Born Madeleine Suzanne Vuillerme, Suzanne Belperron was one of the most influential jewellery designers of the 20th century. As a teenager, she studied drawing and jewellery at the École des Beaux-Arts before being hired by Jeanne Boivin as a model maker and designer at the House of Boivin in 1919. Soon after, the Maison began showcasing jewels based on sketches Belperron had made as a student. Rising quickly through the ranks, Belperron was made co-director of Maison Boivin at the age of 24. In 1932, Belperron resigned and joined Bernard Herz, a renowned dealer of gemstones and pearls in Paris, who allowed her free reign to create jewels under the name of Herz-Belperron. She engaged Adrien Louart as her stonecutter and Groëné et Darde as her exclusive manufacturer. Belperron's genius and unique jewels continued to bring the maison and herself great fame. She became a major influencer in the artistic and fashionable circles within Paris and internationally and her works were often featured together with pieces by Cartier, Boucheron and Van Cleef & Arpels in publications such as Vogue and Harper's Bazaar. Her wealthy and prominent clients included the Duchess of Windsor, Diana Vreeland, Colette, Mrs Solomon Guggenheim, Elsa Schiaparelli and Frank Sinatra. Bold and curvilinear, Belperron jewellery was vastly different to the mainstream Art Deco style that was linear, geometric and structured. Her jewellery was so different that she chose not to sign her pieces, once quoting "my style is my signature". Aside from pioneering the technique of setting precious stones into semiprecious materials, such as chalcedony, rock crystal, agate and smoky quartz, she also often selected 22 karat gold, for its colour, often adding texture to the gold through careful hammering and fine scratches to give the appearance of well developed patina. Belperron excelled in designing rings and was known to study and keep precise measurements of her client's fingers, wrist and neck.

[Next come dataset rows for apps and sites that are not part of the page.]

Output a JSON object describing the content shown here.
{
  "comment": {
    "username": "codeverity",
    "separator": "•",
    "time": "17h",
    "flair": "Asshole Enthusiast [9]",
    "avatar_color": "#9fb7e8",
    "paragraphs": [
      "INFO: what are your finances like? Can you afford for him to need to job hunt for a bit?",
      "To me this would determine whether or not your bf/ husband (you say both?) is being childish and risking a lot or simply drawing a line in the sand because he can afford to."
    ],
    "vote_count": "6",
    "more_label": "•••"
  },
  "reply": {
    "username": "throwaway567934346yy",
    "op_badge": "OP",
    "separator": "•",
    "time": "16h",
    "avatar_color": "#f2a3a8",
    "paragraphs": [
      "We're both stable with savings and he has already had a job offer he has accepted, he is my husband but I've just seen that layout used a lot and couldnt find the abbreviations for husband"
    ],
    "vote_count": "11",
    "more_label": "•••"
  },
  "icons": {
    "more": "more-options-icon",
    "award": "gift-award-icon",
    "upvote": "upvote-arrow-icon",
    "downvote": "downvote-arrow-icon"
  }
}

Highly bespoke, she would create jewels for clients based on their skin tone, facial structure and hand shape.